Retype every entry exactly, character for character.

#### Records to process
Content starts

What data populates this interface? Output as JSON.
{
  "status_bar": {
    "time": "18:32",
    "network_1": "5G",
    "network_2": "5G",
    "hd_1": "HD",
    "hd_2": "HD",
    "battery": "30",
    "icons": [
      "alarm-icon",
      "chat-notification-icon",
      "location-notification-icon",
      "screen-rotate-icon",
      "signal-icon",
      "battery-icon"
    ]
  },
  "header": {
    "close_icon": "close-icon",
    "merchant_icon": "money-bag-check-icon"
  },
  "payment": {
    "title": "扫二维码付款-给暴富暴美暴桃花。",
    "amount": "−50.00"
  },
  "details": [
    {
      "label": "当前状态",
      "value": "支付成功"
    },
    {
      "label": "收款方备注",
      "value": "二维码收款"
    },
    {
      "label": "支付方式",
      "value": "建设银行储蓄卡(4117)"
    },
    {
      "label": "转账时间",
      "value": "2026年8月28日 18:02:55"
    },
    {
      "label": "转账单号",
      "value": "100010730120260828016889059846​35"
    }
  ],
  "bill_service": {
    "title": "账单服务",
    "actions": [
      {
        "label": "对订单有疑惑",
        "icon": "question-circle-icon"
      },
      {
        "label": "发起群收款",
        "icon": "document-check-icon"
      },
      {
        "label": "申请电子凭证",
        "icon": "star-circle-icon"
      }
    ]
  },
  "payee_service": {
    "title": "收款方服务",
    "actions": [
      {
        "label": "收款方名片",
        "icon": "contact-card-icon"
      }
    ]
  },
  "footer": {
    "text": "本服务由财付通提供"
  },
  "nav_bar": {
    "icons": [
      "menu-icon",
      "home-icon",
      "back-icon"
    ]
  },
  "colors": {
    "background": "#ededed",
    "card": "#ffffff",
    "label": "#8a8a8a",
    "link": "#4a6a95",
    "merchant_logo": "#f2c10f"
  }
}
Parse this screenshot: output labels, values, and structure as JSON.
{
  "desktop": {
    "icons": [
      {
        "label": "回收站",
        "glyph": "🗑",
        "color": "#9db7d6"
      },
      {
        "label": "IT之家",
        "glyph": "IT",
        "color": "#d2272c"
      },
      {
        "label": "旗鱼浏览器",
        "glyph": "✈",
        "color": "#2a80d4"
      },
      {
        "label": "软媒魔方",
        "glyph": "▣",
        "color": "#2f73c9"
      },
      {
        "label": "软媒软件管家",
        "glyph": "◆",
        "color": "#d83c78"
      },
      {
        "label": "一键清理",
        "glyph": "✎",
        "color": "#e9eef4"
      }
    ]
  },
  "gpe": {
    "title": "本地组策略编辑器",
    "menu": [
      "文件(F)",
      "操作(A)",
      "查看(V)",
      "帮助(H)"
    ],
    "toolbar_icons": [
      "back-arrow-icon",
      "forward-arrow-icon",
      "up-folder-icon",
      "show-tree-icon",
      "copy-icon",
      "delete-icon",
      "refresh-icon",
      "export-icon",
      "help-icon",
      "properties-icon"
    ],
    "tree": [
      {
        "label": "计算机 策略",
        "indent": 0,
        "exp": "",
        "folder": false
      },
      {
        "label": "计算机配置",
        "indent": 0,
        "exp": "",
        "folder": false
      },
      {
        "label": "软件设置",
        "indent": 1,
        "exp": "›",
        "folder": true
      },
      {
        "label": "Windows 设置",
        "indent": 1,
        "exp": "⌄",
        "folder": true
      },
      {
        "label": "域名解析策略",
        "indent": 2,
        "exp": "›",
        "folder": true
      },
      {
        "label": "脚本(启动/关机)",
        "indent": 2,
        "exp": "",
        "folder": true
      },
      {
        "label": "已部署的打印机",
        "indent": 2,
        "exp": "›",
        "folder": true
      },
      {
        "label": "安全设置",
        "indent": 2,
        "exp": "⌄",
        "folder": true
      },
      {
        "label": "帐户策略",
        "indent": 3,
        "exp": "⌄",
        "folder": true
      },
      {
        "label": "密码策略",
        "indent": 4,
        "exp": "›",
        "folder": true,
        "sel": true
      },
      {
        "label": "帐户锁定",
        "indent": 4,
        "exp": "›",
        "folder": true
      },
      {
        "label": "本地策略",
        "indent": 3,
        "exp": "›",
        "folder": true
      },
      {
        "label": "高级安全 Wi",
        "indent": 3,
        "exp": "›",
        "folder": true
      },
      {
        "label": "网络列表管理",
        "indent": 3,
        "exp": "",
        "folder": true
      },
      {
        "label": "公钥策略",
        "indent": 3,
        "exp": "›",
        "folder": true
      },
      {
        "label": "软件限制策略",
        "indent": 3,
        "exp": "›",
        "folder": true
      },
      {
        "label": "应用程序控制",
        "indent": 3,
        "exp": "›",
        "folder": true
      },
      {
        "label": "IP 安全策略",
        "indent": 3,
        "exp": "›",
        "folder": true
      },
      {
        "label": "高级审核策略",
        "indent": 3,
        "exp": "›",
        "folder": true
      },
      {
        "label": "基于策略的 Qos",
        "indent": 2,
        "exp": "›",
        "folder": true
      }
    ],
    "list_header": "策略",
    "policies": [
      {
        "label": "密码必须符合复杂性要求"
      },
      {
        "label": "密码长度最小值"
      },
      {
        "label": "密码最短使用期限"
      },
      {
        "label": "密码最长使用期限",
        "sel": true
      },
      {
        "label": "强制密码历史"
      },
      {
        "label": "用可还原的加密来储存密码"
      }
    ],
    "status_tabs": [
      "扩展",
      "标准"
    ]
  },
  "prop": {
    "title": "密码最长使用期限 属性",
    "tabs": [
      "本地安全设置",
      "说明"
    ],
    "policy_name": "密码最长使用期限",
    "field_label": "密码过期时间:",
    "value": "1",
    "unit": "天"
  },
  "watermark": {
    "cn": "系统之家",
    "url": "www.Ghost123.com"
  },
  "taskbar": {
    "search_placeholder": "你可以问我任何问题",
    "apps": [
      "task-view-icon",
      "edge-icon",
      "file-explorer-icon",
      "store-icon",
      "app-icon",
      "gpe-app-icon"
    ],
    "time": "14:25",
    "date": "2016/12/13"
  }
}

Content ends

#### Finished task
What data populates this interface? Output as JSON.
{
  "status_bar": {
    "time": "18:32",
    "network_1": "5G",
    "network_2": "5G",
    "hd_1": "HD",
    "hd_2": "HD",
    "battery": "30",
    "icons": [
      "alarm-icon",
      "chat-notification-icon",
      "location-notification-icon",
      "screen-rotate-icon",
      "signal-icon",
      "battery-icon"
    ]
  },
  "header": {
    "close_icon": "close-icon",
    "merchant_icon": "money-bag-check-icon"
  },
  "payment": {
    "title": "扫二维码付款-给暴富暴美暴桃花。",
    "amount": "−50.00"
  },
  "details": [
    {
      "label": "当前状态",
      "value": "支付成功"
    },
    {
      "label": "收款方备注",
      "value": "二维码收款"
    },
    {
      "label": "支付方式",
      "value": "建设银行储蓄卡(4117)"
    },
    {
      "label": "转账时间",
      "value": "2026年8月28日 18:02:55"
    },
    {
      "label": "转账单号",
      "value": "100010730120260828016889059846​35"
    }
  ],
  "bill_service": {
    "title": "账单服务",
    "actions": [
      {
        "label": "对订单有疑惑",
        "icon": "question-circle-icon"
      },
      {
        "label": "发起群收款",
        "icon": "document-check-icon"
      },
      {
        "label": "申请电子凭证",
        "icon": "star-circle-icon"
      }
    ]
  },
  "payee_service": {
    "title": "收款方服务",
    "actions": [
      {
        "label": "收款方名片",
        "icon": "contact-card-icon"
      }
    ]
  },
  "footer": {
    "text": "本服务由财付通提供"
  },
  "nav_bar": {
    "icons": [
      "menu-icon",
      "home-icon",
      "back-icon"
    ]
  },
  "colors": {
    "background": "#ededed",
    "card": "#ffffff",
    "label": "#8a8a8a",
    "link": "#4a6a95",
    "merchant_logo": "#f2c10f"
  }
}
Parse this screenshot: output labels, values, and structure as JSON.
{
  "desktop": {
    "icons": [
      {
        "label": "回收站",
        "glyph": "🗑",
        "color": "#9db7d6"
      },
      {
        "label": "IT之家",
        "glyph": "IT",
        "color": "#d2272c"
      },
      {
        "label": "旗鱼浏览器",
        "glyph": "✈",
        "color": "#2a80d4"
      },
      {
        "label": "软媒魔方",
        "glyph": "▣",
        "color": "#2f73c9"
      },
      {
        "label": "软媒软件管家",
        "glyph": "◆",
        "color": "#d83c78"
      },
      {
        "label": "一键清理",
        "glyph": "✎",
        "color": "#e9eef4"
      }
    ]
  },
  "gpe": {
    "title": "本地组策略编辑器",
    "menu": [
      "文件(F)",
      "操作(A)",
      "查看(V)",
      "帮助(H)"
    ],
    "toolbar_icons": [
      "back-arrow-icon",
      "forward-arrow-icon",
      "up-folder-icon",
      "show-tree-icon",
      "copy-icon",
      "delete-icon",
      "refresh-icon",
      "export-icon",
      "help-icon",
      "properties-icon"
    ],
    "tree": [
      {
        "label": "计算机 策略",
        "indent": 0,
        "exp": "",
        "folder": false
      },
      {
        "label": "计算机配置",
        "indent": 0,
        "exp": "",
        "folder": false
      },
      {
        "label": "软件设置",
        "indent": 1,
        "exp": "›",
        "folder": true
      },
      {
        "label": "Windows 设置",
        "indent": 1,
        "exp": "⌄",
        "folder": true
      },
      {
        "label": "域名解析策略",
        "indent": 2,
        "exp": "›",
        "folder": true
      },
      {
        "label": "脚本(启动/关机)",
        "indent": 2,
        "exp": "",
        "folder": true
      },
      {
        "label": "已部署的打印机",
        "indent": 2,
        "exp": "›",
        "folder": true
      },
      {
        "label": "安全设置",
        "indent": 2,
        "exp": "⌄",
        "folder": true
      },
      {
        "label": "帐户策略",
        "indent": 3,
        "exp": "⌄",
        "folder": true
      },
      {
        "label": "密码策略",
        "indent": 4,
        "exp": "›",
        "folder": true,
        "sel": true
      },
      {
        "label": "帐户锁定",
        "indent": 4,
        "exp": "›",
        "folder": true
      },
      {
        "label": "本地策略",
        "indent": 3,
        "exp": "›",
        "folder": true
      },
      {
        "label": "高级安全 Wi",
        "indent": 3,
        "exp": "›",
        "folder": true
      },
      {
        "label": "网络列表管理",
        "indent": 3,
        "exp": "",
        "folder": true
      },
      {
        "label": "公钥策略",
        "indent": 3,
        "exp": "›",
        "folder": true
      },
      {
        "label": "软件限制策略",
        "indent": 3,
        "exp": "›",
        "folder": true
      },
      {
        "label": "应用程序控制",
        "indent": 3,
        "exp": "›",
        "folder": true
      },
      {
        "label": "IP 安全策略",
        "indent": 3,
        "exp": "›",
        "folder": true
      },
      {
        "label": "高级审核策略",
        "indent": 3,
        "exp": "›",
        "folder": true
      },
      {
        "label": "基于策略的 Qos",
        "indent": 2,
        "exp": "›",
        "folder": true
      }
    ],
    "list_header": "策略",
    "policies": [
      {
        "label": "密码必须符合复杂性要求"
      },
      {
        "label": "密码长度最小值"
      },
      {
        "label": "密码最短使用期限"
      },
      {
        "label": "密码最长使用期限",
        "sel": true
      },
      {
        "label": "强制密码历史"
      },
      {
        "label": "用可还原的加密来储存密码"
      }
    ],
    "status_tabs": [
      "扩展",
      "标准"
    ]
  },
  "prop": {
    "title": "密码最长使用期限 属性",
    "tabs": [
      "本地安全设置",
      "说明"
    ],
    "policy_name": "密码最长使用期限",
    "field_label": "密码过期时间:",
    "value": "1",
    "unit": "天"
  },
  "watermark": {
    "cn": "系统之家",
    "url": "www.Ghost123.com"
  },
  "taskbar": {
    "search_placeholder": "你可以问我任何问题",
    "apps": [
      "task-view-icon",
      "edge-icon",
      "file-explorer-icon",
      "store-icon",
      "app-icon",
      "gpe-app-icon"
    ],
    "time": "14:25",
    "date": "2016/12/13"
  }
}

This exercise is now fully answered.